From Old French ierarchie (French hiérarchie), from Latin hierarchia, from Ancient Greek ἱεραρχία (hierarkhía, “rule of a high priest”), from ἱεράρχης (hierárkhēs, “high priest”), from ἱερός (hierós, “holy”) and ἄρχω (árkhō, “I rule”).
hierarchy (plural hierarchies)
- A body of authoritative officials organized in nested ranks.
2013 August 10, Lexington, “Keeping the mighty honest”, The Economist, volume 408, number 8848:
- The [Washington] Post's proprietor through those turbulent [Watergate] days, Katharine Graham, held a double place in Washington’s hierarchy: at once regal Georgetown hostess and scrappy newshound, ready to hold the establishment to account.
- Any group of objects ranked so that every one but the topmost is subordinate to a specified one above it.
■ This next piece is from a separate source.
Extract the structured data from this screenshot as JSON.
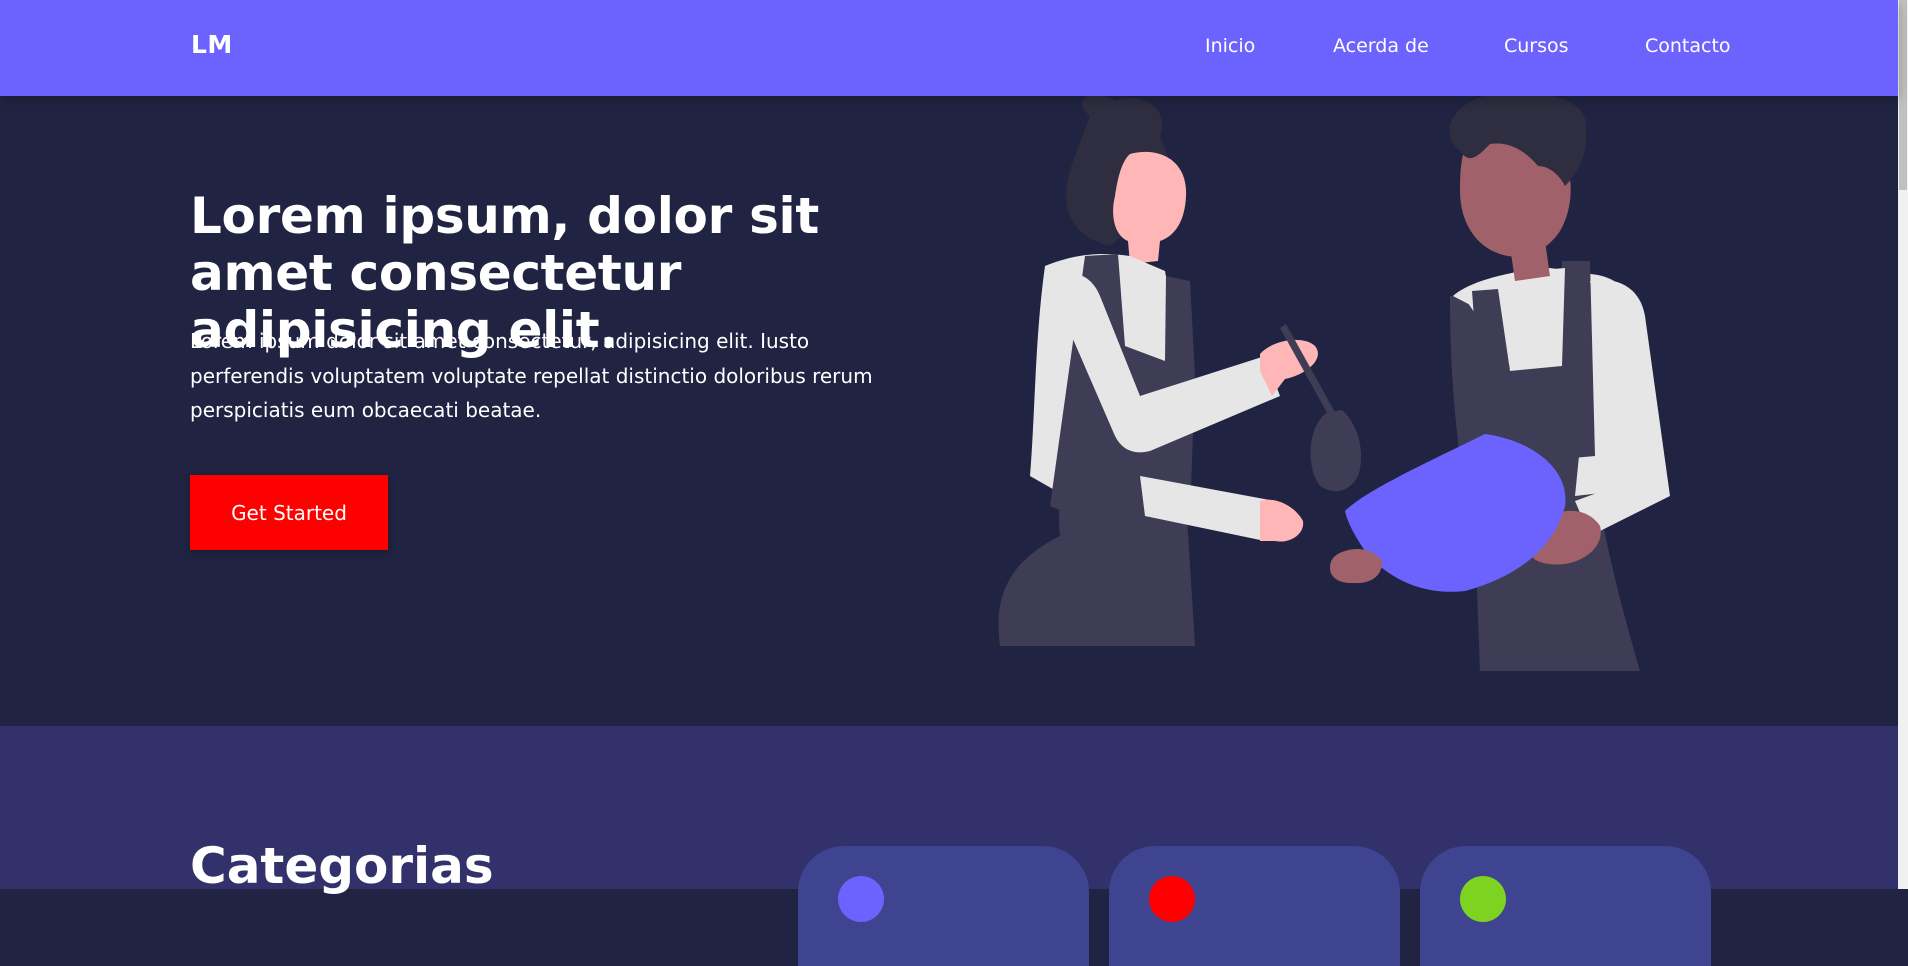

- The translations below need to be checked and inserted above into the appropriate translation tables, removing any numbers. Numbers do not necessarily match those in definitions. See instructions at Help:How to check translations.